Lecture by Prof Paul Stoller, West Chester University
A cooperation between the BGSMCS and the Institute of Social and Cultural Anthropology at Freie Universität Berlin
What is the future of anthropological expression? During the past few years, I have been thinking about the ethnographic past to ponder the anthropological future. For almost 40 years I’ve been writing ethnographic works that have taken on many forms - academic essays, memoirs, a biography, and more recently fiction. In this presentation, I use my struggle to write The Sorcerer’s Burden, a novel about the practice of West African sorcery in contemporary times, to demonstrate how institutional constraint has shaped how we have represented culture. The narrative of my 10-year burden of writing The Sorcerer’s Burden - against the grain of anthropological convention - leads to a discussion of the representational strengths of ethnography, fiction, drama, poetry and multi-media installations. In the end, I suggest that the complexity of a digital application or an anthropological argument is of limited value if bloodless prose obscures the ethnographic story. It is the quality of our stories, as Jean Rouch might have argued, that determines whether an ethnographic work will remain open to the world. In this way, the story marks our path to the future.
Everybody interested is cordially invited!
Organised by Prof.
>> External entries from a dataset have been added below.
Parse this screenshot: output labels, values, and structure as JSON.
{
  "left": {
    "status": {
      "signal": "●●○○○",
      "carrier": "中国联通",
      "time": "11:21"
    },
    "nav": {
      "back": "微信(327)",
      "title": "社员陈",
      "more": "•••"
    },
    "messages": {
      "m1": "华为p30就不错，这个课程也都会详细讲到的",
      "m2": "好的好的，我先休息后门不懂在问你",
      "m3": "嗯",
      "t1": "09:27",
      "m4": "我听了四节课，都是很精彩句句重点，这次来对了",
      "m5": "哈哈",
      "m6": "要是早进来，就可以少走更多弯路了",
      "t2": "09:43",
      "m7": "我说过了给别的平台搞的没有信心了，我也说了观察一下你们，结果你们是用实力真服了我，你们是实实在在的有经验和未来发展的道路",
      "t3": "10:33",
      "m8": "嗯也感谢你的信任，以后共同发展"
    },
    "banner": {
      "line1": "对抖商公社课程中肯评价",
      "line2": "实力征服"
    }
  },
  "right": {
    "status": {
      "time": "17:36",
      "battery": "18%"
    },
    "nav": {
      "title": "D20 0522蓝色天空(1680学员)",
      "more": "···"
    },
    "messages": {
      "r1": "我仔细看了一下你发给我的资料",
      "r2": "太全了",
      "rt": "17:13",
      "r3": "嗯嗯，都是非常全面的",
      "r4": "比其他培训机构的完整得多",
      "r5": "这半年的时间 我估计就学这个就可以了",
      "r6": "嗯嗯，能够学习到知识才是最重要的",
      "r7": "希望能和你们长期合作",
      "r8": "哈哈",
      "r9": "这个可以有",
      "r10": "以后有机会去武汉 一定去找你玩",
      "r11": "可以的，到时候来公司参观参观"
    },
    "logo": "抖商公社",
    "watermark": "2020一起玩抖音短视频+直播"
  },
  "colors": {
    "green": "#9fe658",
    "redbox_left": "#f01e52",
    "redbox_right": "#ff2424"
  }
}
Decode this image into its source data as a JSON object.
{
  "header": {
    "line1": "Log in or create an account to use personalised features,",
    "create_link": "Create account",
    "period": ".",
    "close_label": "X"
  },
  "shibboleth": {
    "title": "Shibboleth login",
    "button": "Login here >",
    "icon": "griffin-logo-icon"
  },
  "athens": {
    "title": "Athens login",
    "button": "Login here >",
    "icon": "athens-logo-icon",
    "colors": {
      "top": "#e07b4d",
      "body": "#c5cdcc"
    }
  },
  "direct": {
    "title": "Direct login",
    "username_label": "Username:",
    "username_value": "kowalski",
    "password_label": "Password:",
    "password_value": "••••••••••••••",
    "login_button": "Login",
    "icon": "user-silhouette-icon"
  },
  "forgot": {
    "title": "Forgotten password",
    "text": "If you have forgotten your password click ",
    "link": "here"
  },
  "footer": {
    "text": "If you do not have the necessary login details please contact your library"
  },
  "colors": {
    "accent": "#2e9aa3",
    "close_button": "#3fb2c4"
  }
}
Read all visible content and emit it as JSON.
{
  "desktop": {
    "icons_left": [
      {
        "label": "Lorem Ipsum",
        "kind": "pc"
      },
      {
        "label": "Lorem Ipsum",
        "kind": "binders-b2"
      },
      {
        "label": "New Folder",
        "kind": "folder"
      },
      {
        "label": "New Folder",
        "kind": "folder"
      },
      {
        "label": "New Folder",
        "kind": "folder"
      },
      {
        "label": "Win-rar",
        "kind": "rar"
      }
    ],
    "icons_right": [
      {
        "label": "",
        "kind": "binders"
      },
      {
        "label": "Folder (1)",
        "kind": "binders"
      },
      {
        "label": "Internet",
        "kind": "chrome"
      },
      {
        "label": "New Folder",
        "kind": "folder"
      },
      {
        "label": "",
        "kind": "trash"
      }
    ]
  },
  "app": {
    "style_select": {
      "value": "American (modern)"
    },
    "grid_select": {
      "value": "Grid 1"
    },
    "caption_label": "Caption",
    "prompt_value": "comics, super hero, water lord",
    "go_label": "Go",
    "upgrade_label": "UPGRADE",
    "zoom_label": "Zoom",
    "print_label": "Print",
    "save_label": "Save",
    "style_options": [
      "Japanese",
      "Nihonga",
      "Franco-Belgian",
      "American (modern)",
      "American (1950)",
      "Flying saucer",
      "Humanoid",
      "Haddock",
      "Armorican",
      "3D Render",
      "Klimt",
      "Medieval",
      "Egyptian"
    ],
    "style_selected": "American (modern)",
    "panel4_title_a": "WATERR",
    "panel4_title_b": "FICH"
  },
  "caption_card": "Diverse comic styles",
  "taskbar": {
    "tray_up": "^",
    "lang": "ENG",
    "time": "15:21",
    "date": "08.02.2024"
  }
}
Dr. Thomas Stodulka and the organizers of “Weaving the World: Writing Evocative Ethnography - A Three-Day Workshop for PhD candidates”: Kristina Dohrn, Britta Rutert, Judith Schühle, Nasima Selim and Mechthild von Vacano
Feb 08, 2017 | 06:00 PM - 07:30 PM
Seminarzentrum, Room L 113
Rost- und Silberlaube